For me, Mexican cooking is all about the terroir, so I always try to cook with fresh, local ingredients and that’s a big part of the what I’m doing at Cavita. It’s a sharing menu, which is how I grew up – having a lot of food in the middle of the table. I want it to be generous and fun. The menu opens with a raw selection that includes Carlingford rock oysters with Clamato oil and jalapeño vinaigrette; and yellow tail aguachile rojo with watermelon, mezcal and ‘grasshopper’ seasoning. There are also small plates that include Mexican street food staples like tacos and tetelas, and larger plates, which will be based around a selection of moles. These will include sea bream cooked inside banana leaves with axiote marinade roasted peppers and black beans; and chargrilled octopus with guajillo and pasilla adobo, nopales and spring onion.

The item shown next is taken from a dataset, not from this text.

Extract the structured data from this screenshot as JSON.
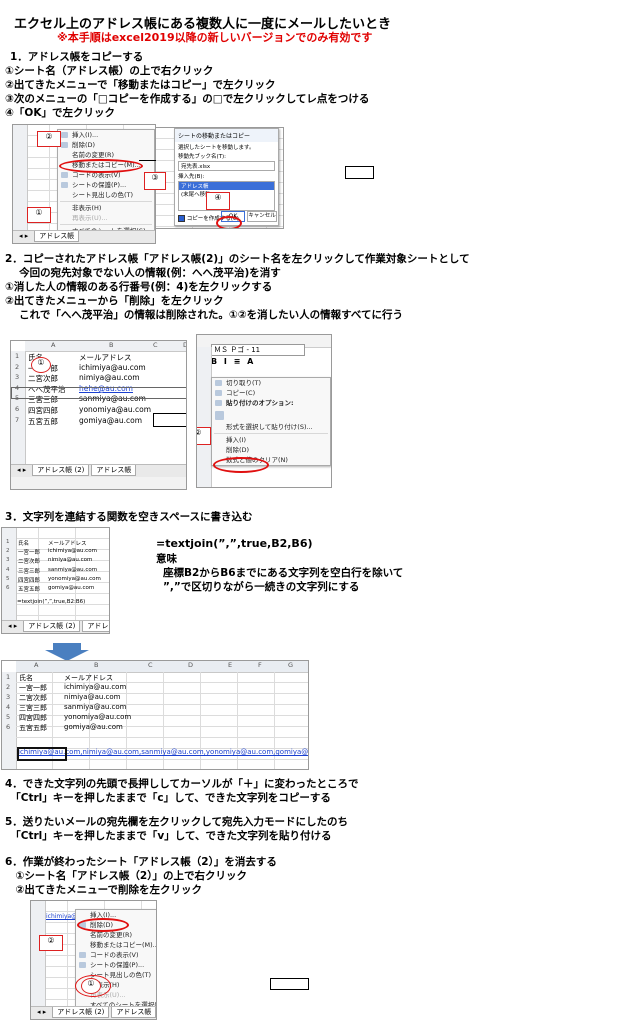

How often will the menu change?
It’ll change three or four times per year, with the seasons. Some dishes will be on there permanently, though, like the tuna tostada and the Baja fish taco. A lot of the menu development will be focused on the street food section and larger dishes. There’s a lot of space to play with there.
With Pujol and El Bulli, you’ve worked at two of the best restaurants in the world. How have those experiences influenced your plans for Cavita?

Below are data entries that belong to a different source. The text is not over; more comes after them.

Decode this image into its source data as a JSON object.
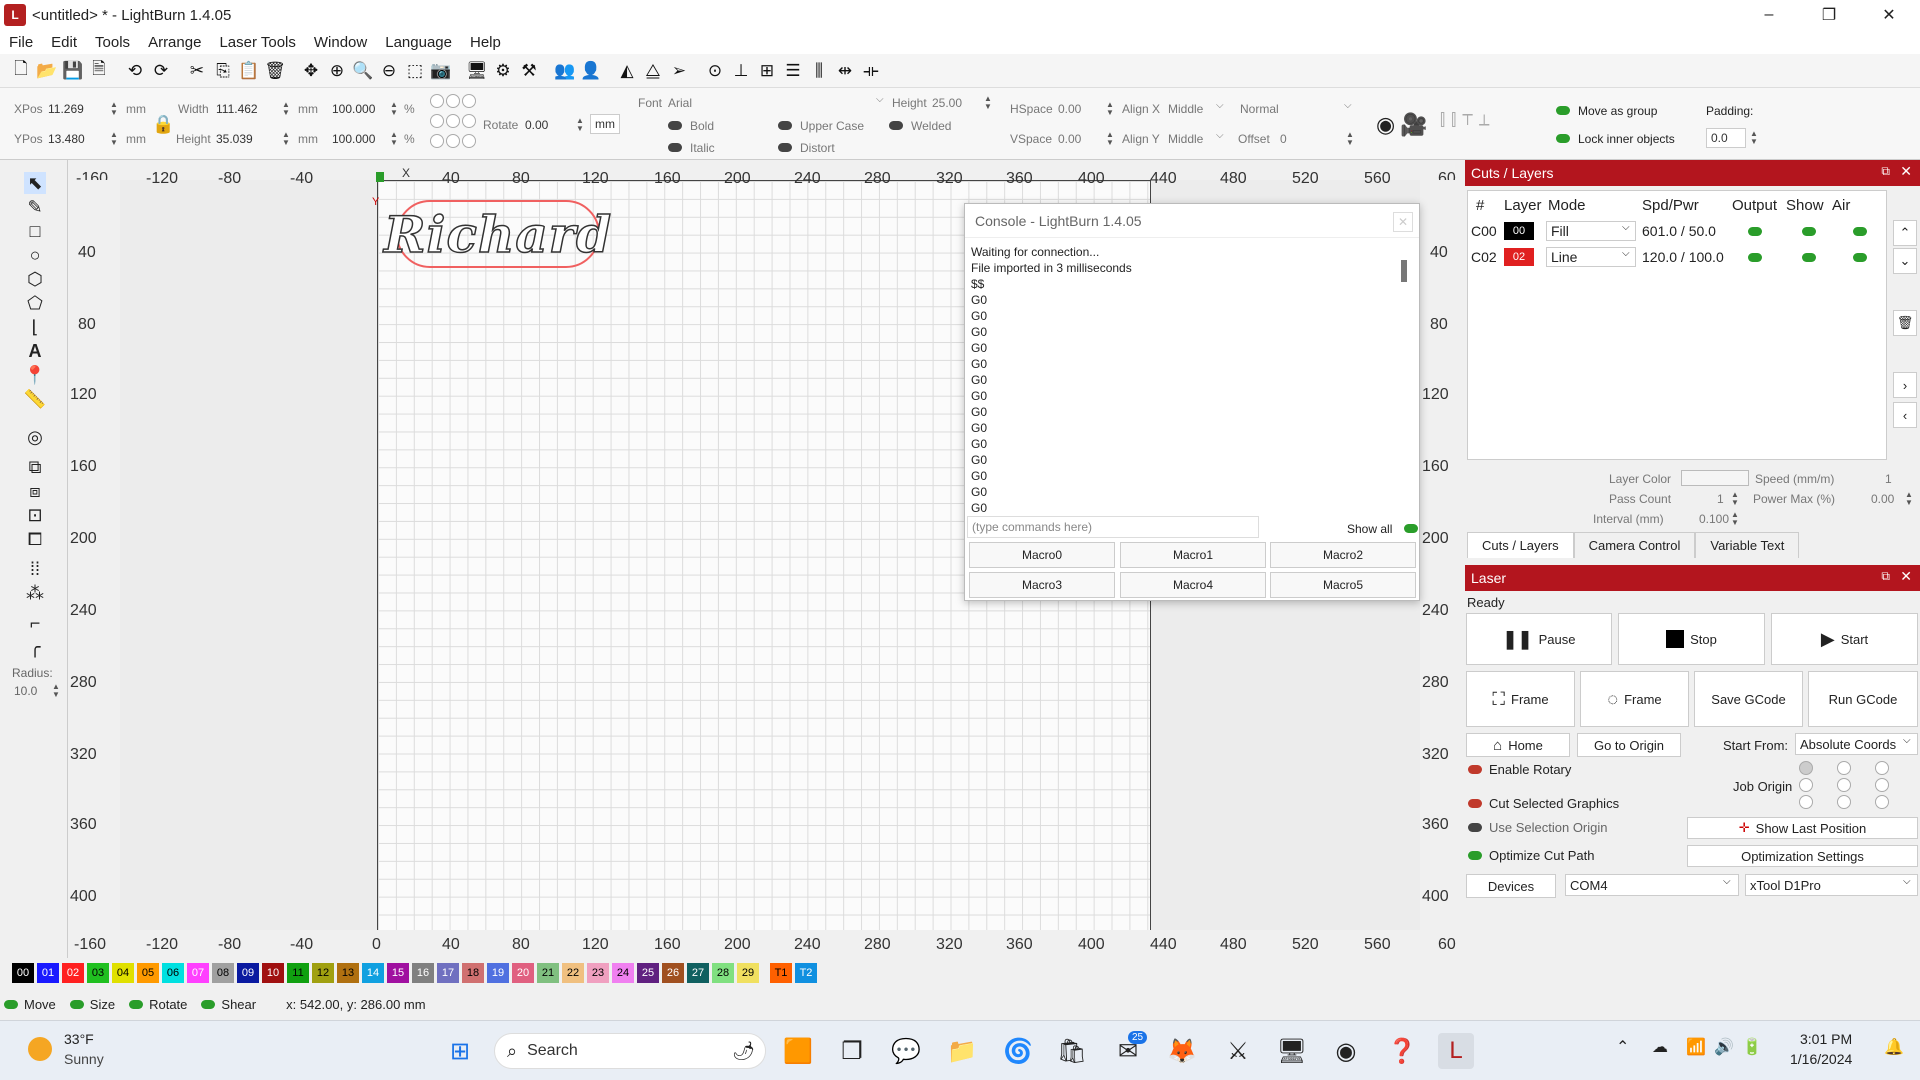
{
  "window": {
    "title": "<untitled> * - LightBurn 1.4.05",
    "logo_letter": "L",
    "controls": [
      "–",
      "❐",
      "✕"
    ]
  },
  "menu": [
    "File",
    "Edit",
    "Tools",
    "Arrange",
    "Laser Tools",
    "Window",
    "Language",
    "Help"
  ],
  "toolbar_icons": [
    "new-file-icon",
    "open-file-icon",
    "save-icon",
    "save-as-icon",
    "undo-icon",
    "redo-icon",
    "cut-icon",
    "copy-icon",
    "paste-icon",
    "delete-icon",
    "move-icon",
    "zoom-in-icon",
    "zoom-out-icon",
    "zoom-fit-icon",
    "zoom-frame-icon",
    "camera-icon",
    "monitor-icon",
    "settings-icon",
    "tools-icon",
    "group-icon",
    "ungroup-icon",
    "mirror-h-icon",
    "mirror-v-icon",
    "send-icon",
    "align-center-icon",
    "align-icon",
    "distribute-icon",
    "distribute-v-icon",
    "dock-icon",
    "center-icon"
  ],
  "transform": {
    "xpos_label": "XPos",
    "xpos": "11.269",
    "ypos_label": "YPos",
    "ypos": "13.480",
    "unit": "mm",
    "width_label": "Width",
    "width": "111.462",
    "height_label": "Height",
    "height": "35.039",
    "scale_w": "100.000",
    "scale_h": "100.000",
    "pct": "%",
    "rotate_label": "Rotate",
    "rotate": "0.00",
    "mm_button": "mm"
  },
  "text_opts": {
    "font_label": "Font",
    "font": "Arial",
    "height_label": "Height",
    "height": "25.00",
    "hspace_label": "HSpace",
    "hspace": "0.00",
    "vspace_label": "VSpace",
    "vspace": "0.00",
    "alignx_label": "Align X",
    "alignx": "Middle",
    "aligny_label": "Align Y",
    "aligny": "Middle",
    "normal": "Normal",
    "offset_label": "Offset",
    "offset": "0",
    "bold": "Bold",
    "italic": "Italic",
    "upper": "Upper Case",
    "distort": "Distort",
    "welded": "Welded"
  },
  "group_opts": {
    "move_as_group": "Move as group",
    "lock_inner": "Lock inner objects",
    "padding_label": "Padding:",
    "padding": "0.0"
  },
  "rulers": {
    "top": [
      "-160",
      "-120",
      "-80",
      "-40",
      "0",
      "40",
      "80",
      "120",
      "160",
      "200",
      "240",
      "280",
      "320",
      "360",
      "400",
      "440",
      "480",
      "520",
      "560",
      "60"
    ],
    "left": [
      "40",
      "80",
      "120",
      "160",
      "200",
      "240",
      "280",
      "320",
      "360",
      "400"
    ],
    "x_label": "X",
    "y_label": "Y"
  },
  "canvas": {
    "text": "Richard"
  },
  "left_tools": {
    "radius_label": "Radius:",
    "radius": "10.0"
  },
  "console": {
    "title": "Console - LightBurn 1.4.05",
    "lines": [
      "Waiting for connection...",
      "File imported in 3 milliseconds",
      "$$",
      "G0",
      "G0",
      "G0",
      "G0",
      "G0",
      "G0",
      "G0",
      "G0",
      "G0",
      "G0",
      "G0",
      "G0",
      "G0",
      "G0"
    ],
    "input_placeholder": "(type commands here)",
    "show_all": "Show all",
    "macros": [
      "Macro0",
      "Macro1",
      "Macro2",
      "Macro3",
      "Macro4",
      "Macro5"
    ]
  },
  "cuts": {
    "title": "Cuts / Layers",
    "headers": [
      "#",
      "Layer",
      "Mode",
      "Spd/Pwr",
      "Output",
      "Show",
      "Air"
    ],
    "rows": [
      {
        "num": "C00",
        "layer": "00",
        "color": "#000000",
        "mode": "Fill",
        "spdpwr": "601.0 / 50.0"
      },
      {
        "num": "C02",
        "layer": "02",
        "color": "#e02020",
        "mode": "Line",
        "spdpwr": "120.0 / 100.0"
      }
    ],
    "layer_color_label": "Layer Color",
    "speed_label": "Speed (mm/m)",
    "speed": "1",
    "pass_label": "Pass Count",
    "pass": "1",
    "power_label": "Power Max (%)",
    "power": "0.00",
    "interval_label": "Interval (mm)",
    "interval": "0.100",
    "tabs": [
      "Cuts / Layers",
      "Camera Control",
      "Variable Text"
    ]
  },
  "laser": {
    "title": "Laser",
    "status": "Ready",
    "pause": "Pause",
    "stop": "Stop",
    "start": "Start",
    "frame1": "Frame",
    "frame2": "Frame",
    "save_gcode": "Save GCode",
    "run_gcode": "Run GCode",
    "home": "Home",
    "go_origin": "Go to Origin",
    "start_from_label": "Start From:",
    "start_from": "Absolute Coords",
    "enable_rotary": "Enable Rotary",
    "job_origin": "Job Origin",
    "cut_selected": "Cut Selected Graphics",
    "use_sel_origin": "Use Selection Origin",
    "show_last": "Show Last Position",
    "optimize": "Optimize Cut Path",
    "opt_settings": "Optimization Settings",
    "devices": "Devices",
    "port": "COM4",
    "device": "xTool D1Pro"
  },
  "palette": [
    {
      "l": "00",
      "c": "#000000",
      "t": "#ffffff"
    },
    {
      "l": "01",
      "c": "#1a1aff",
      "t": "#ffffff"
    },
    {
      "l": "02",
      "c": "#ff2020",
      "t": "#ffffff"
    },
    {
      "l": "03",
      "c": "#20c020",
      "t": "#000000"
    },
    {
      "l": "04",
      "c": "#e0e000",
      "t": "#000000"
    },
    {
      "l": "05",
      "c": "#ff9a00",
      "t": "#000000"
    },
    {
      "l": "06",
      "c": "#00e0e0",
      "t": "#000000"
    },
    {
      "l": "07",
      "c": "#ff40ff",
      "t": "#ffffff"
    },
    {
      "l": "08",
      "c": "#a0a0a0",
      "t": "#000000"
    },
    {
      "l": "09",
      "c": "#0a1aa0",
      "t": "#ffffff"
    },
    {
      "l": "10",
      "c": "#a01010",
      "t": "#ffffff"
    },
    {
      "l": "11",
      "c": "#10a010",
      "t": "#000000"
    },
    {
      "l": "12",
      "c": "#a0a010",
      "t": "#000000"
    },
    {
      "l": "13",
      "c": "#b07010",
      "t": "#000000"
    },
    {
      "l": "14",
      "c": "#10a0e0",
      "t": "#ffffff"
    },
    {
      "l": "15",
      "c": "#a010a0",
      "t": "#ffffff"
    },
    {
      "l": "16",
      "c": "#808080",
      "t": "#ffffff"
    },
    {
      "l": "17",
      "c": "#7070c0",
      "t": "#ffffff"
    },
    {
      "l": "18",
      "c": "#d07070",
      "t": "#000000"
    },
    {
      "l": "19",
      "c": "#5070e0",
      "t": "#ffffff"
    },
    {
      "l": "20",
      "c": "#e06080",
      "t": "#ffffff"
    },
    {
      "l": "21",
      "c": "#80c080",
      "t": "#000000"
    },
    {
      "l": "22",
      "c": "#f0c080",
      "t": "#000000"
    },
    {
      "l": "23",
      "c": "#f0a0c0",
      "t": "#000000"
    },
    {
      "l": "24",
      "c": "#f080f0",
      "t": "#000000"
    },
    {
      "l": "25",
      "c": "#602080",
      "t": "#ffffff"
    },
    {
      "l": "26",
      "c": "#a05020",
      "t": "#ffffff"
    },
    {
      "l": "27",
      "c": "#106060",
      "t": "#ffffff"
    },
    {
      "l": "28",
      "c": "#80e080",
      "t": "#000000"
    },
    {
      "l": "29",
      "c": "#f0e060",
      "t": "#000000"
    },
    {
      "l": "T1",
      "c": "#ff6000",
      "t": "#000000"
    },
    {
      "l": "T2",
      "c": "#1090e0",
      "t": "#ffffff"
    }
  ],
  "status": {
    "move": "Move",
    "size": "Size",
    "rotate": "Rotate",
    "shear": "Shear",
    "coords": "x: 542.00, y: 286.00 mm"
  },
  "taskbar": {
    "temp": "33°F",
    "weather": "Sunny",
    "search": "Search",
    "time": "3:01 PM",
    "date": "1/16/2024",
    "badge": "25"
  }
}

I’ve worked at Pujol twice in my life. The first time was when I was 17 and Mexican cuisine was just developing beyond its street food roots at the time. When I returned, it was after my time at El Bulli. I travelled with Enrique [Olvera, Pujol’s owner and head chef] around Mexico, doing events, and that helped me understand how to professionalise the Mexican cuisine and take it more seriously. I learnt how to elevate my cooking style. El Bulli was the first restaurant I worked in after I completed my university studies. I remember just thinking ‘wow’ when I first arrived there. The organisation of the kitchen, the communication, the quality of the ingredients. There was high morale and a real work ethos. It was tough, but I learnt a lot and I still have friends and fond memories from there. The textures and flavours I use and my grasp of different cooking techniques, it all stems from there.

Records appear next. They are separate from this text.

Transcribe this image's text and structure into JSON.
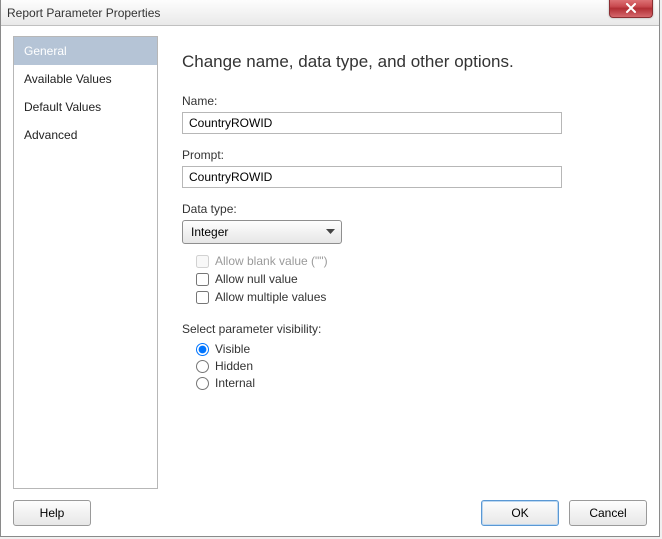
{
  "window": {
    "title": "Report Parameter Properties"
  },
  "sidebar": {
    "items": [
      {
        "label": "General",
        "selected": true
      },
      {
        "label": "Available Values",
        "selected": false
      },
      {
        "label": "Default Values",
        "selected": false
      },
      {
        "label": "Advanced",
        "selected": false
      }
    ]
  },
  "pane": {
    "heading": "Change name, data type, and other options.",
    "name_label": "Name:",
    "name_value": "CountryROWID",
    "prompt_label": "Prompt:",
    "prompt_value": "CountryROWID",
    "datatype_label": "Data type:",
    "datatype_value": "Integer",
    "allow_blank_label": "Allow blank value (\"\")",
    "allow_blank_checked": false,
    "allow_blank_enabled": false,
    "allow_null_label": "Allow null value",
    "allow_null_checked": false,
    "allow_multi_label": "Allow multiple values",
    "allow_multi_checked": false,
    "visibility_label": "Select parameter visibility:",
    "visibility_options": {
      "visible": "Visible",
      "hidden": "Hidden",
      "internal": "Internal"
    },
    "visibility_selected": "visible"
  },
  "buttons": {
    "help": "Help",
    "ok": "OK",
    "cancel": "Cancel"
  }
}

Cavita is opening close to Santiago Lastra’s Kol, a similarly high-reaching Mexican restaurant that recently earned its first Michelin star. Do you have similar aspirations with Cavita?
Of course, receiving any sort of recognition like that is amazing, but my main focus is on creating a good restaurant, with good food and service. Awards are something that chefs always look for, but it’s not something that pushes me a lot.
How has Mexican cuisine in London evolved since you first arrived in the city?
When I first came here to cook, it was tough. People thought ceviche only came from Peru and wasn’t Mexican, and no one knew what mole was. So having more places in the city that demonstrate the diversity of our cuisine is good and makes diners more open to trying new dishes. I’m very excited about it.
As well as Cavita, you’re also opening a downstairs mezcaleria called Mayahuel in the space below the restaurant. What’s the idea behind that?
When we saw the site for Cavita we found this office area below that was too big for purpose, so we chose to convert it into bar and the idea developed from there. Every time I’ve travelled back to Mexico, I have become more connected with the maestro mezcaleros, and have even gone with them to see how they do the distillation. This is an opportunity to share that knowledge, and champion the incredible work going on in Mexico to preserve traditional methods around mezcal and tequila production by stocking brands including Lost Explorer, Ojo De Dios, Corte Vetusto, and Fortaleza.
What are your future plans?
I definitely want to open more restaurants. My idea is to develop other projects further down the line. I’ve been thinking of maybe doing something with more of a street food focus, or another mezcaleria. I’ve always dreamed of having a retail outlet too, where I could sell my moles and spices. There’s lots of potential to grow the business, but for now my focus is on opening Cavita and making sure it works. I want a full restaurant with happy customers.